On China and other niceties

We all destroy the thing we love most. We need only look around us, at our personal lives, to understand this irrational inertia. Mottainai!

It’s as hard to evade these internal irrational inertias as it is to ignore those external inertias, also irrational, along with their political counterparts, national and international, that reach us from every corner, all with the same goal as the aforementioned, to destroy the thing we love most. An eternal Mottainai!

Buddhists traditionally used the word mottainai to express sorrow in the face of the squandering or misuse of something of a sacred nature or of great value, for example a religious object, a teaching or a life unfulfilled, perhaps. Today, the term is widely used by environmentalists to indicate profligacy in the use of non-renewable resources.

Some readers might find all this saddening, but that’s not the impression I want them to come away with. I say what I say with the greatest optimism. We need to work harder at happiness: “happiness is like oil, we need to pump it,” as a character said in a story I once wrote. Pessimism is free, so why bother with it.
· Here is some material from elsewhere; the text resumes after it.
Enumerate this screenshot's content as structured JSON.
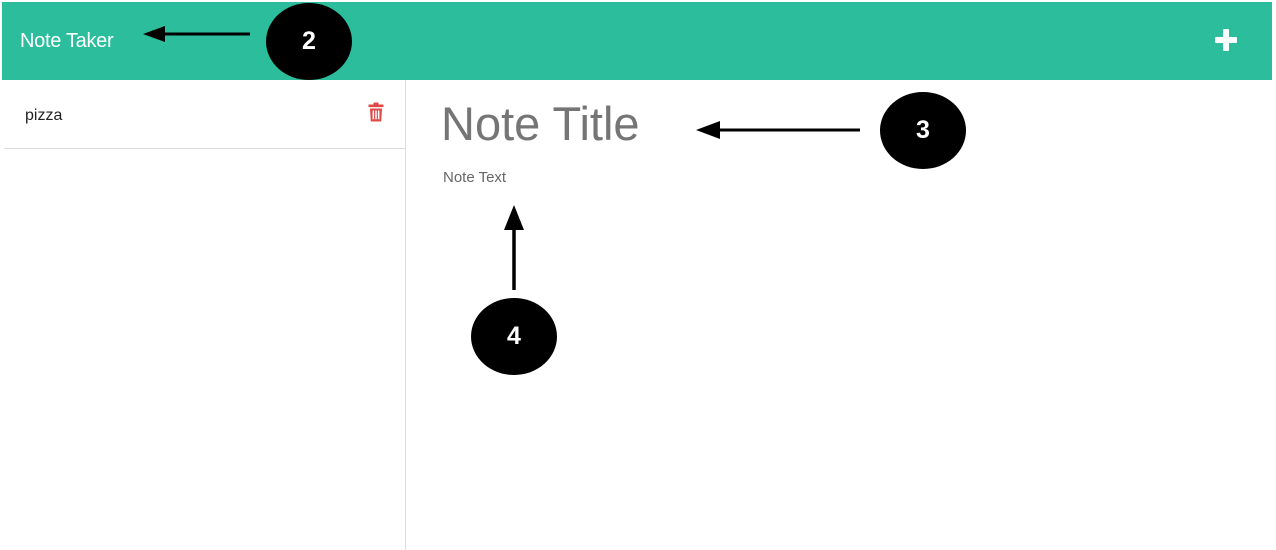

P.S.: Mottainai is composed of two concepts: mottai and nai. Mottai (勿体) refers to the intrinsic value of a material object, while nai (無い) indicates absence or a lack of something. In turn, mottai is divided into mochi (勿), inevitable or something beyond discussion, and tai, (体), an entity or body.